Applied to

In Dirac notation, we write:

A qubit can also be rotated by any angle and axis in order to "reach"
all possible states on the Bloch surface. There are different sets of
so-called universal gate sets in the literature which are sufficient for
this. We use the rotation gates

This results in the following rotation matrices:

In the circuit language, these gates look as follows:

Diagram

`OPENQASM 2.0; include "qelib1.inc"; qreg q[1]; rx(pi/2) q[0]; ry(pi/2) q[0]; rz(pi/2) q[0];`

Translation

Powered by Perceval, Qiskit, PyZX

Not run yet

Simulation

Not run yet

When measuring a qubit, the respective (binary) result

Diagram

`OPENQASM 2.0; include "qelib1.inc"; qreg q[1]; creg c[1]; measure q[0] -> c[0];`

There is no matrix representation -- because measuring is not an operation like any other: it reads a bit of classical information from a qubit. Furthermore, in contrast to the previous gates, measurements are not reversible. In circuits, we draw a double line to distinguish classical bits from qubits.
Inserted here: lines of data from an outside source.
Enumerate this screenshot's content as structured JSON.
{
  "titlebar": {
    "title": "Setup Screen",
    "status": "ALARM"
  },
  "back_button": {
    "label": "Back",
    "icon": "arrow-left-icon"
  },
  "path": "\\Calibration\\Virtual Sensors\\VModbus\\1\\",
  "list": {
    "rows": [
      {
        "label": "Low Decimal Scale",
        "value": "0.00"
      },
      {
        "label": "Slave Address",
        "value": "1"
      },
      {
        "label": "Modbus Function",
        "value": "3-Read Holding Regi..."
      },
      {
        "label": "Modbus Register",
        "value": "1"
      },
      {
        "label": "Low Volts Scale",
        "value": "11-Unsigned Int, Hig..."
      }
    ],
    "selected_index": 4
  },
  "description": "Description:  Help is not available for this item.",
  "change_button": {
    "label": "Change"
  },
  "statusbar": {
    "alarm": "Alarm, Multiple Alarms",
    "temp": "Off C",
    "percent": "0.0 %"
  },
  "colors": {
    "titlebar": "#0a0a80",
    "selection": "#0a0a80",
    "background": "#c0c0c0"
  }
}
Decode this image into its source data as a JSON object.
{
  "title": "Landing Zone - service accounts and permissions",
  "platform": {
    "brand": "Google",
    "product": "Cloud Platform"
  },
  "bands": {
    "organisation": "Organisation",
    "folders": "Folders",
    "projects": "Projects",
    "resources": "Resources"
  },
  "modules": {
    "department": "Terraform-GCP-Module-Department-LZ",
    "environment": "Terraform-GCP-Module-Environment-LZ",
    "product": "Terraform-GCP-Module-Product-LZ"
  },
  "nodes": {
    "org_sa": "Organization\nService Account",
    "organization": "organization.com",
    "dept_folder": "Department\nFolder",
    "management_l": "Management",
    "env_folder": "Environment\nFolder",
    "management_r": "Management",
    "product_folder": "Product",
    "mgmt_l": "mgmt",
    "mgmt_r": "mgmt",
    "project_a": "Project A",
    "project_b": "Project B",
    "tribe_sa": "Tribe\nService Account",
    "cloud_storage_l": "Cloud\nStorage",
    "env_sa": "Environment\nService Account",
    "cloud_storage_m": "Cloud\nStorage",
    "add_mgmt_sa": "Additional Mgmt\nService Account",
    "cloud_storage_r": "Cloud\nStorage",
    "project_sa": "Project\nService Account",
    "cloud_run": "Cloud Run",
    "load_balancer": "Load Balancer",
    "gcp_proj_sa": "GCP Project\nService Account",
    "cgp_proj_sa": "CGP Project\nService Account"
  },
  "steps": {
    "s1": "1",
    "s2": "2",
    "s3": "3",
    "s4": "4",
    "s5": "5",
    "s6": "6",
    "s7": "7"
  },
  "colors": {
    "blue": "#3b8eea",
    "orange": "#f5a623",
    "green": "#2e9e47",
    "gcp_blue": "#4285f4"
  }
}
More on measurements is described in QuBit Measurments